The Russian Civil War is commonly and conventionally described as a conflict between the “Reds” (the Bolshevik regime and army) and the “Whites” (the opposition forces). But as Beevor shows, while the Reds were disciplined, organized, and benefited from internal lines of communication, the White forces had differing political aims and were geographically dispersed.
White commanders, like Admiral Alexandr Kolchak, Gen. Anton Denikin, and Gen. Baron Piotr Wrangel, vied with each other for political preeminence, troops, and supplies. Both the Red and White forces sought allies among Cossacks and other peoples. And the civil war overlapped other conflicts, including a fierce Polish-Russian war. There was fighting in Petrograd (formerly and later St. Petersburg), near Moscow, in Tsaritsyn (later Stalingrad), Ukraine, the Caucuses, Crimea, Siberia, and elsewhere.
Bolshevik leaders believed that their revolution would ultimately spread to other countries in Europe and then to the rest of the world, which is why they created the Comintern as the instrument of global revolution. And to ensure the survival of the communist regime in Russia, they established the Cheka, the secret police that was the forerunner to the NKVD and KGB.

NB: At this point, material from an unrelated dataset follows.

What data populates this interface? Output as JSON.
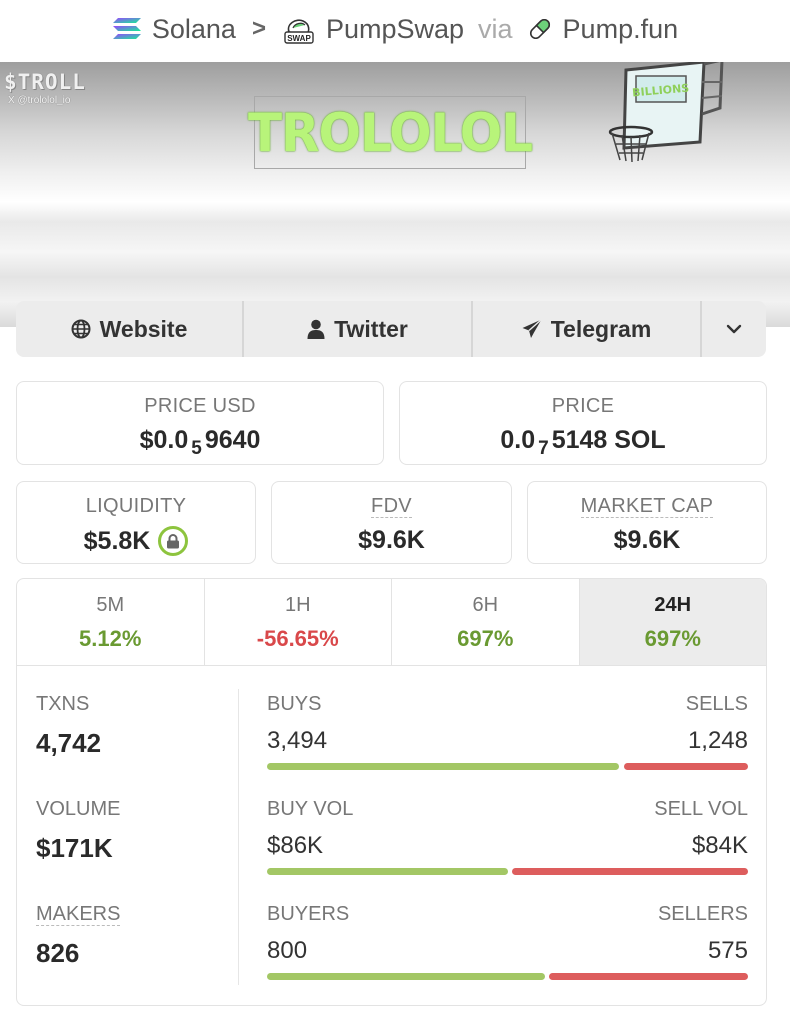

Cameo appearances in the book include Winston Churchill, who as a member of the British cabinet sought to help the Whites defeat the Bolsheviks; Halford Mackinder, the great geopolitical theorist who served as British High Commissioner to South Russia during the civil war; American Col. William Donovan, the decorated World War I hero who later became head of the World War II Office of Strategic Services; and American Col. Robert Eichelberger, who fought alongside Japanese forces in Russia and who later fought under Gen. Douglas MacArthur to defeat Japan in World War II.
Beevor notes that the war swayed back and forth, and there were times when it appeared that the Whites could prevail. Churchill wanted to form a great anti-Bolshevik alliance to strangle Bolshevism in its cradle, and both he and Mackinder predicted that a Bolshevik victory would result in future global problems. How right they were. But neither the White forces nor the allied countries that intervened coordinated their anti-Bolshevik activities—and that fatally undermined their efforts.

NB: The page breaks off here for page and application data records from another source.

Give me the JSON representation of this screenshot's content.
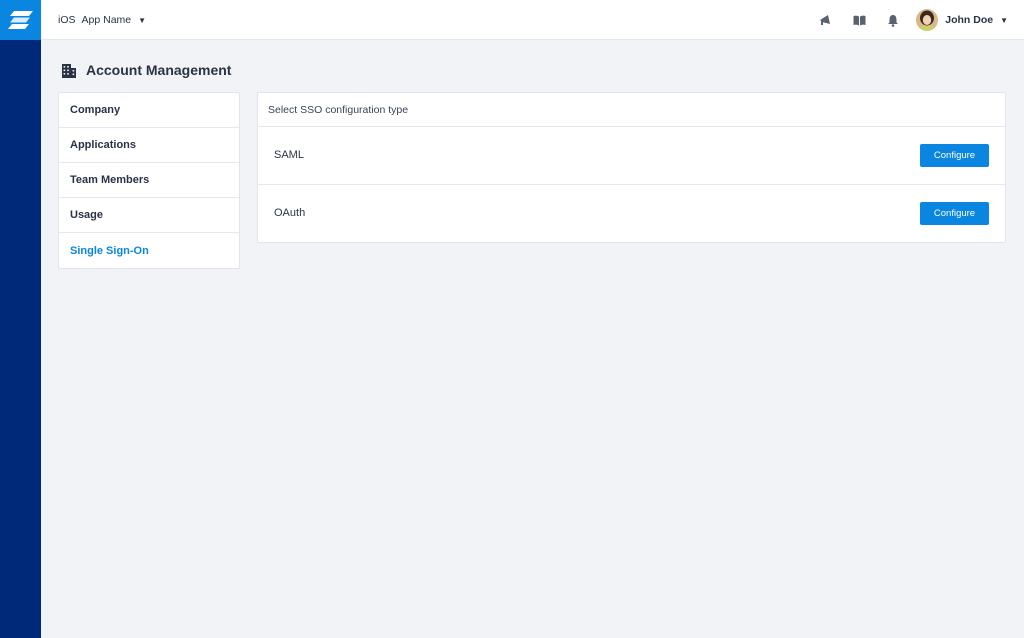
{
  "app": {
    "platform": "iOS",
    "name": "App Name",
    "brand_color": "#0b86e0",
    "rail_color": "#00297a"
  },
  "topbar": {
    "icons": [
      "megaphone-icon",
      "book-icon",
      "bell-icon"
    ],
    "user": {
      "name": "John Doe"
    }
  },
  "page": {
    "title": "Account Management",
    "icon": "building-icon"
  },
  "sidebar": {
    "items": [
      {
        "label": "Company",
        "active": false
      },
      {
        "label": "Applications",
        "active": false
      },
      {
        "label": "Team Members",
        "active": false
      },
      {
        "label": "Usage",
        "active": false
      },
      {
        "label": "Single Sign-On",
        "active": true
      }
    ]
  },
  "sso": {
    "heading": "Select SSO configuration type",
    "options": [
      {
        "name": "SAML",
        "button": "Configure"
      },
      {
        "name": "OAuth",
        "button": "Configure"
      }
    ]
  }
}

Some historians and political scientists still cling to a belief that Josef Stalin perverted Marxism into a repressive dictatorial regime of terrible cruelty. Beevor’s book, however, should dispel any remaining doubts that Stalinism was a fulfillment of Marxism-Leninism. All of the tools of repression and cruelty—forced labor camps, widespread torture and terror, the elimination of class enemies, state-induced famine—were all instituted by Lenin during the civil war.

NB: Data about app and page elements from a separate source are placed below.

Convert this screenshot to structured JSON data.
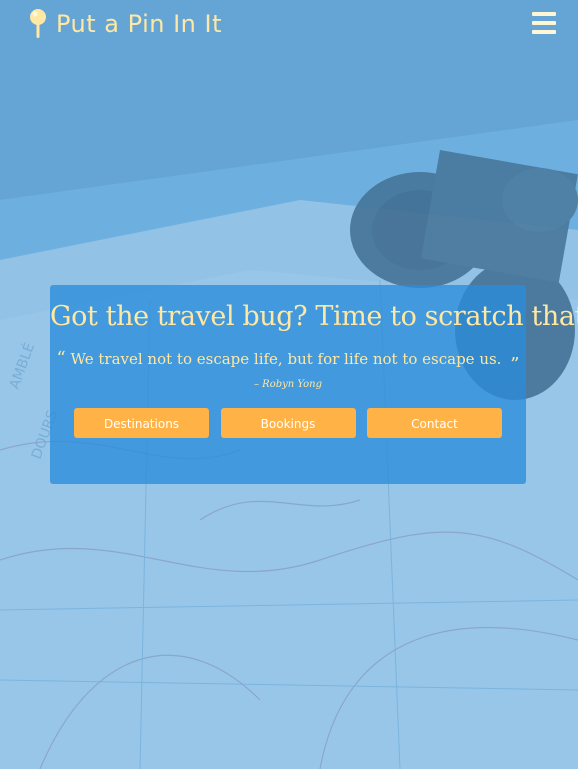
{
  "brand": {
    "name": "Put a Pin In It",
    "icon": "map-pin-icon"
  },
  "nav": {
    "menu_icon": "hamburger-menu-icon"
  },
  "hero": {
    "title": "Got the travel bug? Time to scratch that itch!",
    "quote_open": "“",
    "quote": "We travel not to escape life, but for life not to escape us.",
    "quote_close": "”",
    "author": "– Robyn Yong",
    "buttons": [
      {
        "label": "Destinations"
      },
      {
        "label": "Bookings"
      },
      {
        "label": "Contact"
      }
    ]
  },
  "colors": {
    "accent_text": "#ffe8a3",
    "button": "#ffb347",
    "card": "#2c8cda",
    "overlay": "#60aae2"
  }
}
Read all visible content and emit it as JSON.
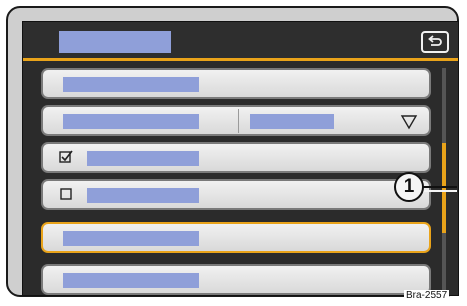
{
  "header": {
    "back_icon": "back-return-icon"
  },
  "list": {
    "checkbox_checked_icon": "checkbox-checked-icon",
    "checkbox_unchecked_icon": "checkbox-unchecked-icon",
    "dropdown_icon": "dropdown-triangle-icon",
    "rows": [
      {
        "type": "item",
        "checked": null,
        "selected": false
      },
      {
        "type": "dropdown",
        "checked": null,
        "selected": false
      },
      {
        "type": "checkbox",
        "checked": true,
        "selected": false
      },
      {
        "type": "checkbox",
        "checked": false,
        "selected": false
      },
      {
        "type": "item",
        "checked": null,
        "selected": true
      },
      {
        "type": "item",
        "checked": null,
        "selected": false
      }
    ]
  },
  "scrollbar": {
    "position_fraction": 0.33,
    "visible_fraction": 0.4
  },
  "callout": {
    "label": "1"
  },
  "watermark": {
    "text": "Bra-2557"
  },
  "colors": {
    "accent": "#e9a31a",
    "placeholder_bar": "#8f9fd9",
    "screen_background": "#2b2b2b"
  }
}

Beevor concludes this magisterial history by noting that “[f]ratricidal wars are bound to be cruel because of their lack of definable front lines, because of their instant extension into civilian life, and because of the terrible hatreds and suspicions which they engender.” The cruelties Beevor recounts were, in his words, “beyond belief” and “unspeakable.” And while the Whites sometimes “represented the worst examples of humanity, [f]or ruthless inhumanity . . . the Bolsheviks were unbeatable.”